Determine the number of lines in the data that contain "address". Answer with that number only.

Segment Start: Dataset

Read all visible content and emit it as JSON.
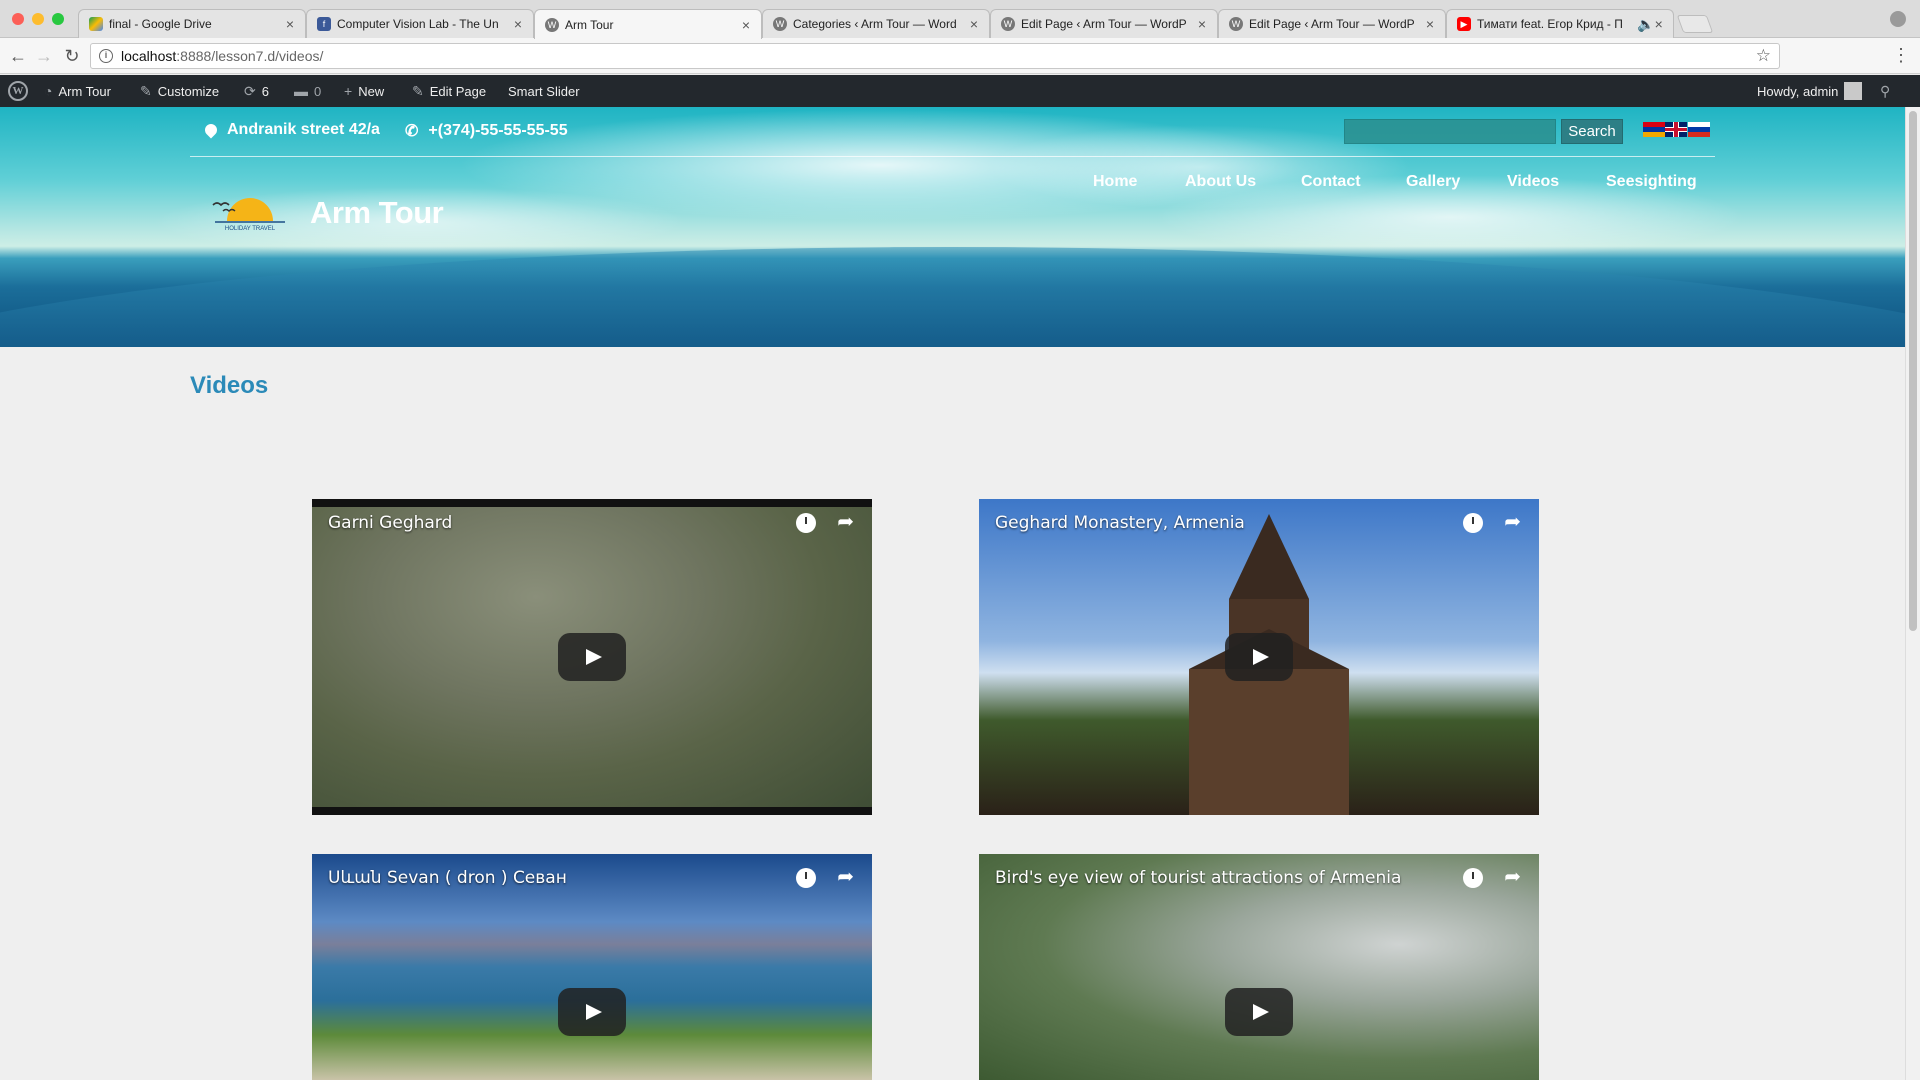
{
  "browser": {
    "tabs": [
      {
        "title": "final - Google Drive",
        "favicon": "google-drive-icon"
      },
      {
        "title": "Computer Vision Lab - The Un",
        "favicon": "facebook-icon"
      },
      {
        "title": "Arm Tour",
        "favicon": "wordpress-icon"
      },
      {
        "title": "Categories ‹ Arm Tour — Word",
        "favicon": "wordpress-icon"
      },
      {
        "title": "Edit Page ‹ Arm Tour — WordP",
        "favicon": "wordpress-icon"
      },
      {
        "title": "Edit Page ‹ Arm Tour — WordP",
        "favicon": "wordpress-icon"
      },
      {
        "title": "Тимати feat. Егор Крид - П",
        "favicon": "youtube-icon"
      }
    ],
    "active_tab": 2,
    "url_host": "localhost",
    "url_path": ":8888/lesson7.d/videos/"
  },
  "admin_bar": {
    "site_name": "Arm Tour",
    "customize": "Customize",
    "updates_count": "6",
    "comments_count": "0",
    "new_label": "New",
    "edit_page": "Edit Page",
    "smart_slider": "Smart Slider",
    "howdy": "Howdy, admin"
  },
  "header": {
    "address": "Andranik street 42/a",
    "phone": "+(374)-55-55-55-55",
    "search_button": "Search",
    "search_placeholder": "",
    "brand": "Arm Tour",
    "logo_text": "HOLIDAY TRAVEL",
    "nav": [
      "Home",
      "About Us",
      "Contact",
      "Gallery",
      "Videos",
      "Seesighting"
    ],
    "languages": [
      "armenian-flag",
      "uk-flag",
      "russian-flag"
    ]
  },
  "page": {
    "title": "Videos",
    "videos": [
      {
        "title": "Garni Geghard"
      },
      {
        "title": "Geghard Monastery, Armenia"
      },
      {
        "title": "Սևան Sevan ( dron ) Севан"
      },
      {
        "title": "Bird's eye view of tourist attractions of Armenia"
      }
    ]
  },
  "colors": {
    "accent": "#2b8ab8",
    "admin_bar": "#23282d",
    "search_button": "#2d7f86"
  }
}
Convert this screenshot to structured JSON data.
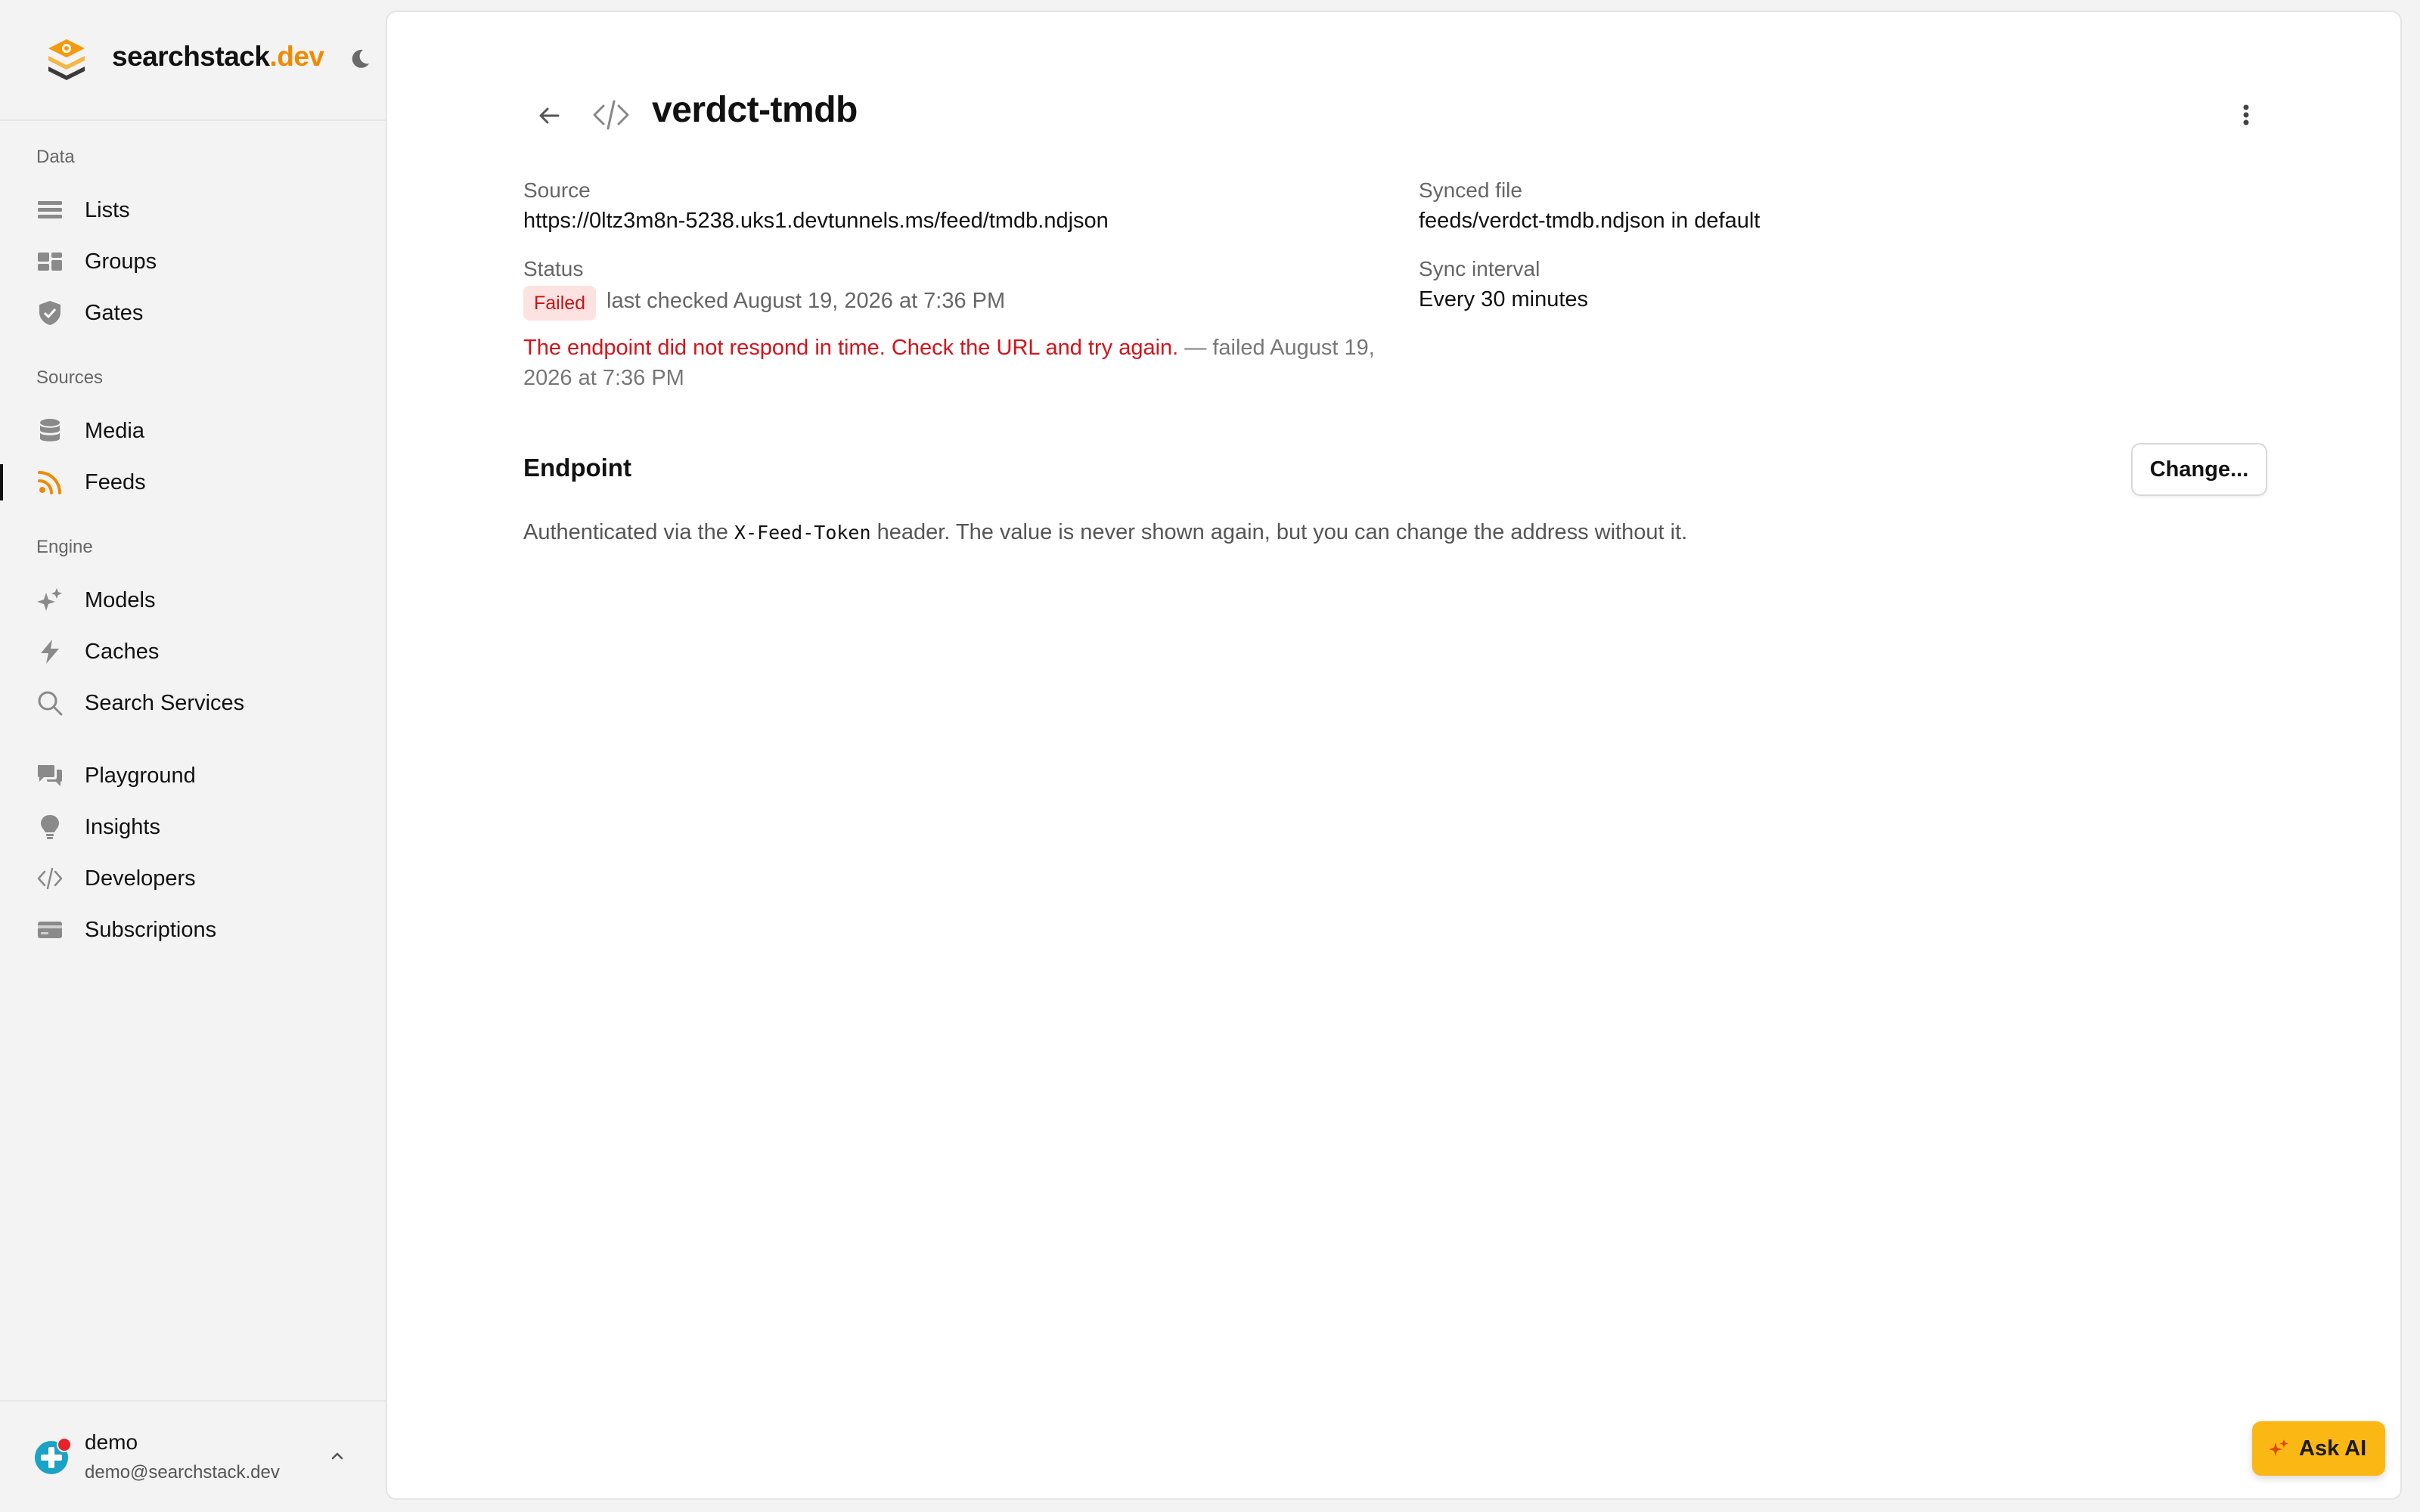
{
  "brand": {
    "name": "searchstack",
    "tld": ".dev",
    "accent": "#f08a00"
  },
  "sidebar": {
    "sections": [
      {
        "label": "Data",
        "items": [
          {
            "label": "Lists",
            "icon": "list-icon"
          },
          {
            "label": "Groups",
            "icon": "groups-icon"
          },
          {
            "label": "Gates",
            "icon": "shield-icon"
          }
        ]
      },
      {
        "label": "Sources",
        "items": [
          {
            "label": "Media",
            "icon": "database-icon"
          },
          {
            "label": "Feeds",
            "icon": "rss-icon",
            "active": true
          }
        ]
      },
      {
        "label": "Engine",
        "items": [
          {
            "label": "Models",
            "icon": "sparkles-icon"
          },
          {
            "label": "Caches",
            "icon": "bolt-icon"
          },
          {
            "label": "Search Services",
            "icon": "search-icon"
          }
        ]
      },
      {
        "label": "",
        "items": [
          {
            "label": "Playground",
            "icon": "chat-bubbles-icon"
          },
          {
            "label": "Insights",
            "icon": "lightbulb-icon"
          },
          {
            "label": "Developers",
            "icon": "code-icon"
          },
          {
            "label": "Subscriptions",
            "icon": "credit-card-icon"
          }
        ]
      }
    ]
  },
  "user": {
    "name": "demo",
    "email": "demo@searchstack.dev"
  },
  "page": {
    "title": "verdct-tmdb",
    "source_label": "Source",
    "source_value": "https://0ltz3m8n-5238.uks1.devtunnels.ms/feed/tmdb.ndjson",
    "synced_label": "Synced file",
    "synced_value": "feeds/verdct-tmdb.ndjson in default",
    "status_label": "Status",
    "status_badge": "Failed",
    "status_checked": "last checked August 19, 2026 at 7:36 PM",
    "interval_label": "Sync interval",
    "interval_value": "Every 30 minutes",
    "error_message": "The endpoint did not respond in time. Check the URL and try again.",
    "error_suffix": " — failed August 19, 2026 at 7:36 PM"
  },
  "endpoint": {
    "title": "Endpoint",
    "change_label": "Change...",
    "desc_prefix": "Authenticated via the ",
    "desc_code": "X-Feed-Token",
    "desc_suffix": " header. The value is never shown again, but you can change the address without it."
  },
  "ask_ai": {
    "label": "Ask AI"
  },
  "colors": {
    "error": "#d5131b",
    "badge_bg": "#fde2e2",
    "ask_ai_bg": "#fbb814"
  }
}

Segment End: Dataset

◆ Final answer: 2